## Exercise goal
All that is needed is an exact repetition of the lines from the one containing "Serialize everything readable" through the final line of the material, without pictures.

## Data records
╔══

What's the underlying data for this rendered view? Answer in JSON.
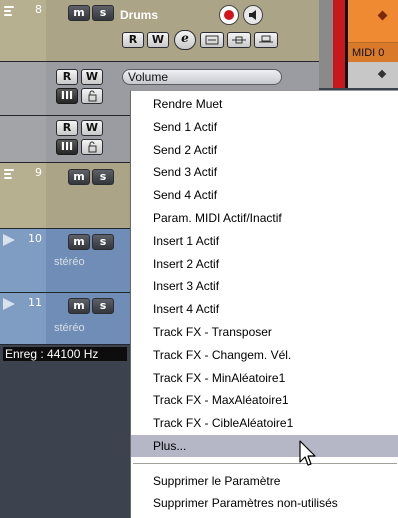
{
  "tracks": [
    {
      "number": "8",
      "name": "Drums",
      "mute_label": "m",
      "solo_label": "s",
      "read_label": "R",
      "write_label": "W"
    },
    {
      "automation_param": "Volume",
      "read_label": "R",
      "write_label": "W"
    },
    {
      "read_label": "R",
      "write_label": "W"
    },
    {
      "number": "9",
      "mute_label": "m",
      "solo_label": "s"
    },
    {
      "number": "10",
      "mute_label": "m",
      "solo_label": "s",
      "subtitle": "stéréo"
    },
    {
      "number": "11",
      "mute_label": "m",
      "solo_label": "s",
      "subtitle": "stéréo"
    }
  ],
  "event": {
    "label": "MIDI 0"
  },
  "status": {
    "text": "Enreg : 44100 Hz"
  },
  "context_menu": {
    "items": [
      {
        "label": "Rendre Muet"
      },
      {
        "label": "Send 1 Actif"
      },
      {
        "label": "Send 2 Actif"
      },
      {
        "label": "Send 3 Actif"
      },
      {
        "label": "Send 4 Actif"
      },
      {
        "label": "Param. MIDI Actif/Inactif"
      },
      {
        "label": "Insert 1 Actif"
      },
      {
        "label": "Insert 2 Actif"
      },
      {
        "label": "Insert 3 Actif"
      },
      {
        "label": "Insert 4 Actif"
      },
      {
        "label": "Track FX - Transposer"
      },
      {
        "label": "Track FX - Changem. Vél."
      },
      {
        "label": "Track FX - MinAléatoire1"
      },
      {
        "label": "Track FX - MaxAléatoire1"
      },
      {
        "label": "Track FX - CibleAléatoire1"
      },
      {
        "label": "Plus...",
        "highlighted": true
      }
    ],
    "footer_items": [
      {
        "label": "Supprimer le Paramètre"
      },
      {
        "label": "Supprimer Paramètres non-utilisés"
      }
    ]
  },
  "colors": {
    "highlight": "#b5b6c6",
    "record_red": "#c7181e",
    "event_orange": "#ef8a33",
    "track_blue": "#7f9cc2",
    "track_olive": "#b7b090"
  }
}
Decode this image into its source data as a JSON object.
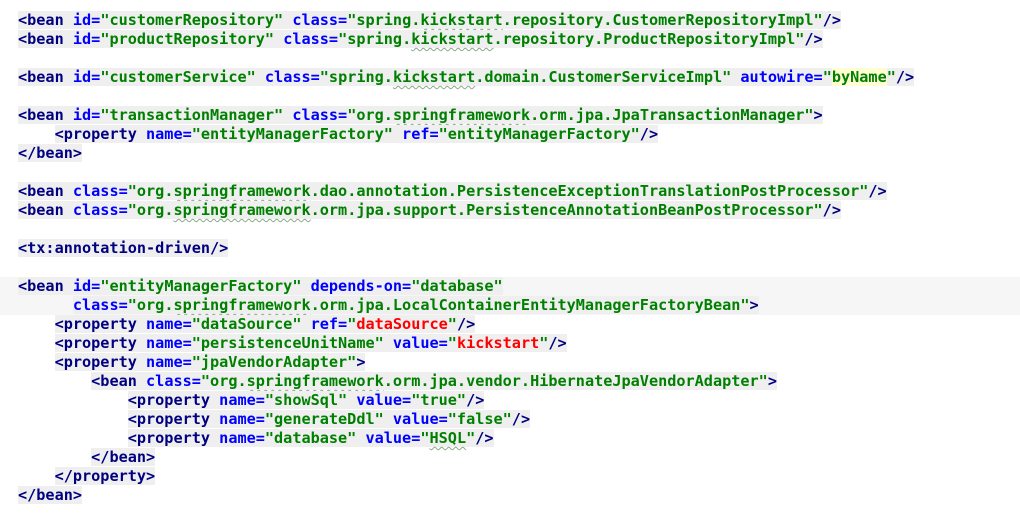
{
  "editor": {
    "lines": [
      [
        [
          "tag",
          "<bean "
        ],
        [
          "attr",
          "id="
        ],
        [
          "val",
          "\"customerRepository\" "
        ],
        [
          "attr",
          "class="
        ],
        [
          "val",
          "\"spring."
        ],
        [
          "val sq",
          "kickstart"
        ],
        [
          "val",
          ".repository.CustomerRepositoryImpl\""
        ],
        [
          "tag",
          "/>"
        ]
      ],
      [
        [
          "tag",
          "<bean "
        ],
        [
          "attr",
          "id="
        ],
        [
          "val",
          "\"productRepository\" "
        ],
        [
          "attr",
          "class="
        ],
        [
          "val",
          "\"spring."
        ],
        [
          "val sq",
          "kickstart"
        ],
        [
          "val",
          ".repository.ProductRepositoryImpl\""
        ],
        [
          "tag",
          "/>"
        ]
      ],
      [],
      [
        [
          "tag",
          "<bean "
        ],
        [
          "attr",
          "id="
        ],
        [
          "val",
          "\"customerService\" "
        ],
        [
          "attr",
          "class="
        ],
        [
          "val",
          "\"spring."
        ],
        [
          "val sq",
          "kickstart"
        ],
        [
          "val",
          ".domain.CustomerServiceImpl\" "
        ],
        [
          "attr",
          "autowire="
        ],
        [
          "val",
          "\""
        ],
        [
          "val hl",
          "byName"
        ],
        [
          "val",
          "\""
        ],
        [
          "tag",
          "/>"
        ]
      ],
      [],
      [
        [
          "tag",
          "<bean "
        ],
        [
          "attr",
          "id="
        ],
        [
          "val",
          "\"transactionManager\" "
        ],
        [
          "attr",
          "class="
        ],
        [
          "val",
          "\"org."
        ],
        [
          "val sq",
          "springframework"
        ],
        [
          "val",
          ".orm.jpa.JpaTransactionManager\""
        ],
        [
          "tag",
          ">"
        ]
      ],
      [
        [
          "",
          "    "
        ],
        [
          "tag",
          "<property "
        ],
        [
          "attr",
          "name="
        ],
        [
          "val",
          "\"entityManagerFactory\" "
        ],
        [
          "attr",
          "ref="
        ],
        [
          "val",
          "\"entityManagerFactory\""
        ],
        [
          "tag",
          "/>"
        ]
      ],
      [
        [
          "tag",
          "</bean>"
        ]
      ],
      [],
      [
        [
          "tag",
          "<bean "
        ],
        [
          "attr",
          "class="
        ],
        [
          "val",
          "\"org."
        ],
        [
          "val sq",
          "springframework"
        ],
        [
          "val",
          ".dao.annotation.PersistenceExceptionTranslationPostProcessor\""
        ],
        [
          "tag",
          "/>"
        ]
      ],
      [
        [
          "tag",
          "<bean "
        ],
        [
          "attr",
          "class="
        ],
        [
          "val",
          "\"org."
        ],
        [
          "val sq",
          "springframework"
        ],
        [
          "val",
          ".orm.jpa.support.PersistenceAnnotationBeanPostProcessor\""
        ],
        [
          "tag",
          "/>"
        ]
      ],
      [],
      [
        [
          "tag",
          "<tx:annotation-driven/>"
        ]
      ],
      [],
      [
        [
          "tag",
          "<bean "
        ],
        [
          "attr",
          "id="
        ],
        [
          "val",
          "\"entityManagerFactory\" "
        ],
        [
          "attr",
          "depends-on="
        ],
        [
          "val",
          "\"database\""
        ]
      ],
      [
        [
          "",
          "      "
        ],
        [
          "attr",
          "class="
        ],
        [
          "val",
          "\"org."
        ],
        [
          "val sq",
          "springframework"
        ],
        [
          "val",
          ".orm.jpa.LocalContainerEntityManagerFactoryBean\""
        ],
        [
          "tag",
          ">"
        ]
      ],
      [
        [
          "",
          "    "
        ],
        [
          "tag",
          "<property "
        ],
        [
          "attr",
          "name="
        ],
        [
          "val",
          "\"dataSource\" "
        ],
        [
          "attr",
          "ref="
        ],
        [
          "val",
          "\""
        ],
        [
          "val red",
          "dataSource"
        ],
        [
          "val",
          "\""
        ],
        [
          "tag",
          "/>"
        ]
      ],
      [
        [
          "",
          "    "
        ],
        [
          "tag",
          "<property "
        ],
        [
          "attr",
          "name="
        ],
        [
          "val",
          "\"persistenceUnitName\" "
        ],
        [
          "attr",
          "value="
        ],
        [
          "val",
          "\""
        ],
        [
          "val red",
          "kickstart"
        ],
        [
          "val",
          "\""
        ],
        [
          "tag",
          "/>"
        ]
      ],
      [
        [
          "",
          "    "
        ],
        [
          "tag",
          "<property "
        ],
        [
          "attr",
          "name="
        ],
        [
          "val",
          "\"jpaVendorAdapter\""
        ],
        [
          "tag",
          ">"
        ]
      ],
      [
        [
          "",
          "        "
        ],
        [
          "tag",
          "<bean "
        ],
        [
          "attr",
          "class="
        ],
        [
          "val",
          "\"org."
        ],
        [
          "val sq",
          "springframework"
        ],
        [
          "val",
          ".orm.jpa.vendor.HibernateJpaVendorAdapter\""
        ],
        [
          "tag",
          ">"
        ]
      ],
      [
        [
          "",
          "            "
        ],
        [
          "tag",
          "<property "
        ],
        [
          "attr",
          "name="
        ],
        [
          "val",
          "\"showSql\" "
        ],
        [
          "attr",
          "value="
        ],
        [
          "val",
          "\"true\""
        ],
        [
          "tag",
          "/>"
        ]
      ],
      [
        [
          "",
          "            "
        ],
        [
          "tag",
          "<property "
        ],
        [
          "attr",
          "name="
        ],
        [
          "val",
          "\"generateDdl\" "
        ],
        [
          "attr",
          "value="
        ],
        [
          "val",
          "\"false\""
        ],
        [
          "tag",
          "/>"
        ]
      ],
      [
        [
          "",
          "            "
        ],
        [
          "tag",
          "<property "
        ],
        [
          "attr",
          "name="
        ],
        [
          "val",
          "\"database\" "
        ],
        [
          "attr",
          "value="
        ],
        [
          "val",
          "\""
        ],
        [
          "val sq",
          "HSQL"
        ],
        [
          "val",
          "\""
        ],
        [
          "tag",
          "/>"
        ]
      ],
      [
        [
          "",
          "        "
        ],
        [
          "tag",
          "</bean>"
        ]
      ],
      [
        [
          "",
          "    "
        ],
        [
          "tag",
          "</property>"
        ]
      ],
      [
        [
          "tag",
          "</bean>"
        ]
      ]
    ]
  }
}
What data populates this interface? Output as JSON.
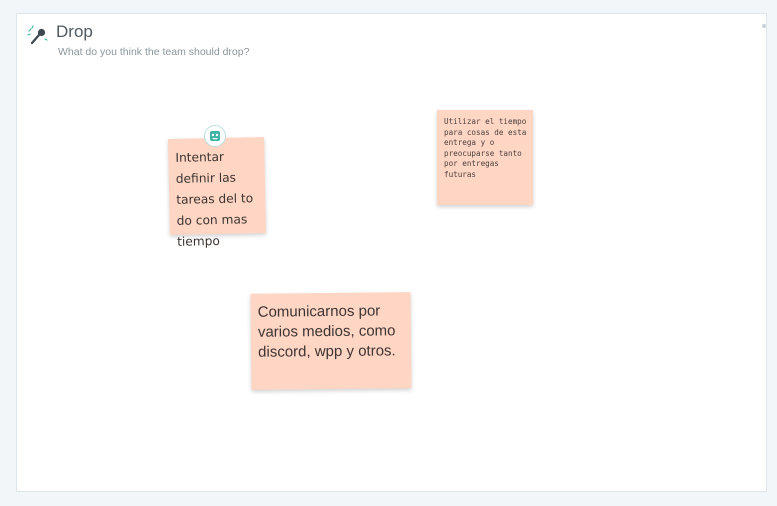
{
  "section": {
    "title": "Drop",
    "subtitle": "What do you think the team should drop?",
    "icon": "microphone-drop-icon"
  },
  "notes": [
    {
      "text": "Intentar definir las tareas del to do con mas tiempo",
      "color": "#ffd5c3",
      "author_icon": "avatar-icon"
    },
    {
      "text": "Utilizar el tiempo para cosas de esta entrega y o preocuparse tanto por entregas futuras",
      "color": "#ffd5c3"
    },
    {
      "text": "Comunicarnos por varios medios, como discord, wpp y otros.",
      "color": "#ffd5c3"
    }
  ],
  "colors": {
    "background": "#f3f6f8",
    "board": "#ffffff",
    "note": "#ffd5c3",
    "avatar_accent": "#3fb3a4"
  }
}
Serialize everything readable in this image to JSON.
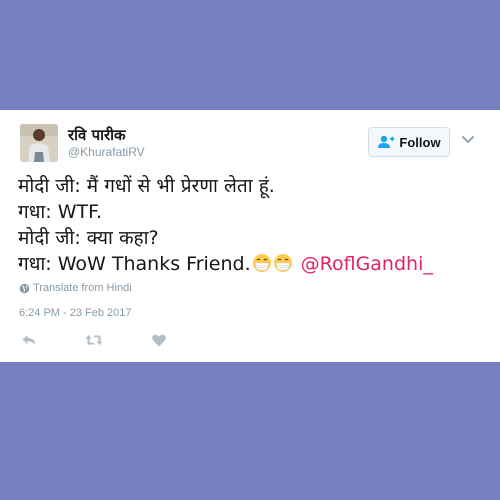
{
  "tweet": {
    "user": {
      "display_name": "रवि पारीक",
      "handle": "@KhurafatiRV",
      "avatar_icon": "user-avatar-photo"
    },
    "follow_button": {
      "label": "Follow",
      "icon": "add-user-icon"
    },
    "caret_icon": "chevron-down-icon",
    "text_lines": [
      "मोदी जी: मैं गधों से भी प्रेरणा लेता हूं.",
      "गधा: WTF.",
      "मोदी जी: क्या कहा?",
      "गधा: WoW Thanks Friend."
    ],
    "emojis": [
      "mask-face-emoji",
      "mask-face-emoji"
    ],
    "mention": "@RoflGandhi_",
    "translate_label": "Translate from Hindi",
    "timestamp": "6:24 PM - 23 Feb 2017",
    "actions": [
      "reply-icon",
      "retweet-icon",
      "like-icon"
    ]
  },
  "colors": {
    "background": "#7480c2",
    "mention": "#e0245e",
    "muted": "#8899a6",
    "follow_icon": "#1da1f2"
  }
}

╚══

## Exercise response
Serialize everything readable in this image to JSON.
{
  "tweet": {
    "user": {
      "display_name": "रवि पारीक",
      "handle": "@KhurafatiRV",
      "avatar_icon": "user-avatar-photo"
    },
    "follow_button": {
      "label": "Follow",
      "icon": "add-user-icon"
    },
    "caret_icon": "chevron-down-icon",
    "text_lines": [
      "मोदी जी: मैं गधों से भी प्रेरणा लेता हूं.",
      "गधा: WTF.",
      "मोदी जी: क्या कहा?",
      "गधा: WoW Thanks Friend."
    ],
    "emojis": [
      "mask-face-emoji",
      "mask-face-emoji"
    ],
    "mention": "@RoflGandhi_",
    "translate_label": "Translate from Hindi",
    "timestamp": "6:24 PM - 23 Feb 2017",
    "actions": [
      "reply-icon",
      "retweet-icon",
      "like-icon"
    ]
  },
  "colors": {
    "background": "#7480c2",
    "mention": "#e0245e",
    "muted": "#8899a6",
    "follow_icon": "#1da1f2"
  }
}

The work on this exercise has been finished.